Heat the oven to 180 C. Butter and base line your 23 cm round cake tin with baking parchment.

Put all the cake ingredients except the chocolate in a  large bowl. Beat them together with an electric mixer until you have a creamy mixture, then fold in the melted chocolate. Add a little more milk if the mix is too stiff- it should fall easily from a spoon.

Pour the cake mix into the prepared tin and bake in the oven for 20 -25 minutes or until the sponge springs back when pressed. Cool the cake than cut in three with a cake leveller.



For the filling, mix all ingredients in a big bowl except the double cream and the gelatine.
Heat the double cream in a heavy based pan to boil. Take off from the heat and add the powdered gelatine and mix well to dissolve any lumps. Cool down the mixture to room temperature  then add to the orange mixture. Work together the two mixture and add the food colouring(the amount you need depends on the brand, so use as recommended) and put to the fridge to harden a little.

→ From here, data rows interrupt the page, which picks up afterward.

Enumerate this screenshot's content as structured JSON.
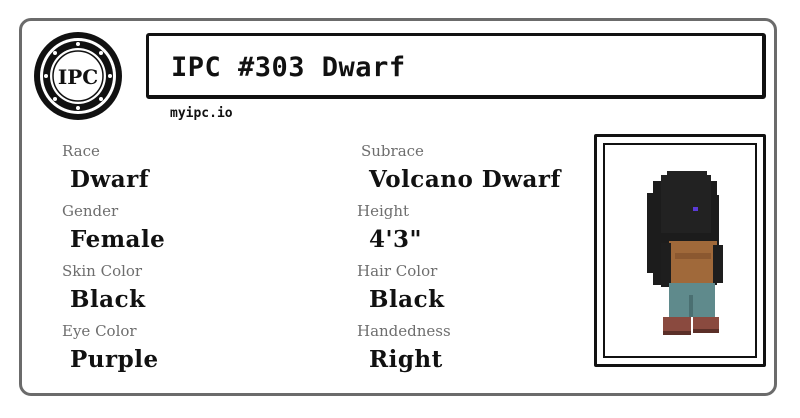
{
  "title": "IPC #303 Dwarf",
  "logo_text": "IPC",
  "site": "myipc.io",
  "attributes": [
    {
      "label": "Race",
      "value": "Dwarf"
    },
    {
      "label": "Subrace",
      "value": "Volcano Dwarf"
    },
    {
      "label": "Gender",
      "value": "Female"
    },
    {
      "label": "Height",
      "value": "4'3\""
    },
    {
      "label": "Skin Color",
      "value": "Black"
    },
    {
      "label": "Hair Color",
      "value": "Black"
    },
    {
      "label": "Eye Color",
      "value": "Purple"
    },
    {
      "label": "Handedness",
      "value": "Right"
    }
  ],
  "colors": {
    "card_border": "#6b6b6b",
    "label": "#6e6e6e",
    "text": "#111111",
    "eye": "#5a3ad6",
    "shirt": "#a0693a",
    "pants": "#5f8a8c",
    "boots": "#8a4a3f"
  }
}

When the cake is cooled and the orange mixture is solidish, spread one layer to the bottom sponge, sandwich on top the other sponge layer and spread another layer of cream on top.
For the chocolate icing, melt the chocolate with 3 tbsp of milk then add the butter. Spread on top of the cake, than pipe on the rest of the orange cream.
Finish off with the Terry's Chocolate Orange slices.
Enjoy:)

Ps: if you not familiar with the Terry's Chocolate Oragne, here it how it looks like: